* _Try it_
Output the records that follow exactly as they are written.

── Supplied records

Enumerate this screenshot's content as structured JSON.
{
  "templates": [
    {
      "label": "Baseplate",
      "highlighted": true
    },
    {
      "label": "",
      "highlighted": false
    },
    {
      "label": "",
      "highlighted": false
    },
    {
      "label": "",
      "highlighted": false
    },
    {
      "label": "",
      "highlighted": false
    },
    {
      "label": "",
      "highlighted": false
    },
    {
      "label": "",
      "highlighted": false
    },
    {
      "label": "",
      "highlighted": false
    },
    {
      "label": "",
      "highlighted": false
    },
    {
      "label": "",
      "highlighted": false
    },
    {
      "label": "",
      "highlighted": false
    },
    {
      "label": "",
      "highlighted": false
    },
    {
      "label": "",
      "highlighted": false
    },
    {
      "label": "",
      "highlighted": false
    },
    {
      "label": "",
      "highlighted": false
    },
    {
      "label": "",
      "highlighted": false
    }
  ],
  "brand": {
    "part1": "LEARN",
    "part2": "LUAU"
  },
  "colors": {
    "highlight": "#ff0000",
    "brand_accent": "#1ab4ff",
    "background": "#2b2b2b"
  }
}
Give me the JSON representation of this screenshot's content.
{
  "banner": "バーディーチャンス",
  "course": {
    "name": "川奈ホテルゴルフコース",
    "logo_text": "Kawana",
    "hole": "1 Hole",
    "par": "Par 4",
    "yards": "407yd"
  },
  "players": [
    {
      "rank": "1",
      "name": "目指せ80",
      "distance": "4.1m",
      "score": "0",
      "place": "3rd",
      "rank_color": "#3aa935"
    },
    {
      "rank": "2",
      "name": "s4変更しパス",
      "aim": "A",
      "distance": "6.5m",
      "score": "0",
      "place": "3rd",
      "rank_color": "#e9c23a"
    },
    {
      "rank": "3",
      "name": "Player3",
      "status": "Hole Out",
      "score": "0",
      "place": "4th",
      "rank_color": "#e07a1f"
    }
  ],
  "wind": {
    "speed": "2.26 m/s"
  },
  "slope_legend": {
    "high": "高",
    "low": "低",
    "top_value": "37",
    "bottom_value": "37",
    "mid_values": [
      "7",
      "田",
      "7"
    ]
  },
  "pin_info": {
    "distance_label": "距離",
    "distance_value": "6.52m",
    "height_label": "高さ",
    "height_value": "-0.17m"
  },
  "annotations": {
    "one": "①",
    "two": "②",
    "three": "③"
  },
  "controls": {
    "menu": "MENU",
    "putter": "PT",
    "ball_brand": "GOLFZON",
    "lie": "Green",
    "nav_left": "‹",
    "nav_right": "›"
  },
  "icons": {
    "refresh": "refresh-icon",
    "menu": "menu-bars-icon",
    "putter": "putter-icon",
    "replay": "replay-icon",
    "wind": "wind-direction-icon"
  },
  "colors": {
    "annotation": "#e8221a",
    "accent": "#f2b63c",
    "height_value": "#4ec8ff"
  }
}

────

* _Your response_
Enumerate this screenshot's content as structured JSON.
{
  "templates": [
    {
      "label": "Baseplate",
      "highlighted": true
    },
    {
      "label": "",
      "highlighted": false
    },
    {
      "label": "",
      "highlighted": false
    },
    {
      "label": "",
      "highlighted": false
    },
    {
      "label": "",
      "highlighted": false
    },
    {
      "label": "",
      "highlighted": false
    },
    {
      "label": "",
      "highlighted": false
    },
    {
      "label": "",
      "highlighted": false
    },
    {
      "label": "",
      "highlighted": false
    },
    {
      "label": "",
      "highlighted": false
    },
    {
      "label": "",
      "highlighted": false
    },
    {
      "label": "",
      "highlighted": false
    },
    {
      "label": "",
      "highlighted": false
    },
    {
      "label": "",
      "highlighted": false
    },
    {
      "label": "",
      "highlighted": false
    },
    {
      "label": "",
      "highlighted": false
    }
  ],
  "brand": {
    "part1": "LEARN",
    "part2": "LUAU"
  },
  "colors": {
    "highlight": "#ff0000",
    "brand_accent": "#1ab4ff",
    "background": "#2b2b2b"
  }
}
Give me the JSON representation of this screenshot's content.
{
  "banner": "バーディーチャンス",
  "course": {
    "name": "川奈ホテルゴルフコース",
    "logo_text": "Kawana",
    "hole": "1 Hole",
    "par": "Par 4",
    "yards": "407yd"
  },
  "players": [
    {
      "rank": "1",
      "name": "目指せ80",
      "distance": "4.1m",
      "score": "0",
      "place": "3rd",
      "rank_color": "#3aa935"
    },
    {
      "rank": "2",
      "name": "s4変更しパス",
      "aim": "A",
      "distance": "6.5m",
      "score": "0",
      "place": "3rd",
      "rank_color": "#e9c23a"
    },
    {
      "rank": "3",
      "name": "Player3",
      "status": "Hole Out",
      "score": "0",
      "place": "4th",
      "rank_color": "#e07a1f"
    }
  ],
  "wind": {
    "speed": "2.26 m/s"
  },
  "slope_legend": {
    "high": "高",
    "low": "低",
    "top_value": "37",
    "bottom_value": "37",
    "mid_values": [
      "7",
      "田",
      "7"
    ]
  },
  "pin_info": {
    "distance_label": "距離",
    "distance_value": "6.52m",
    "height_label": "高さ",
    "height_value": "-0.17m"
  },
  "annotations": {
    "one": "①",
    "two": "②",
    "three": "③"
  },
  "controls": {
    "menu": "MENU",
    "putter": "PT",
    "ball_brand": "GOLFZON",
    "lie": "Green",
    "nav_left": "‹",
    "nav_right": "›"
  },
  "icons": {
    "refresh": "refresh-icon",
    "menu": "menu-bars-icon",
    "putter": "putter-icon",
    "replay": "replay-icon",
    "wind": "wind-direction-icon"
  },
  "colors": {
    "annotation": "#e8221a",
    "accent": "#f2b63c",
    "height_value": "#4ec8ff"
  }
}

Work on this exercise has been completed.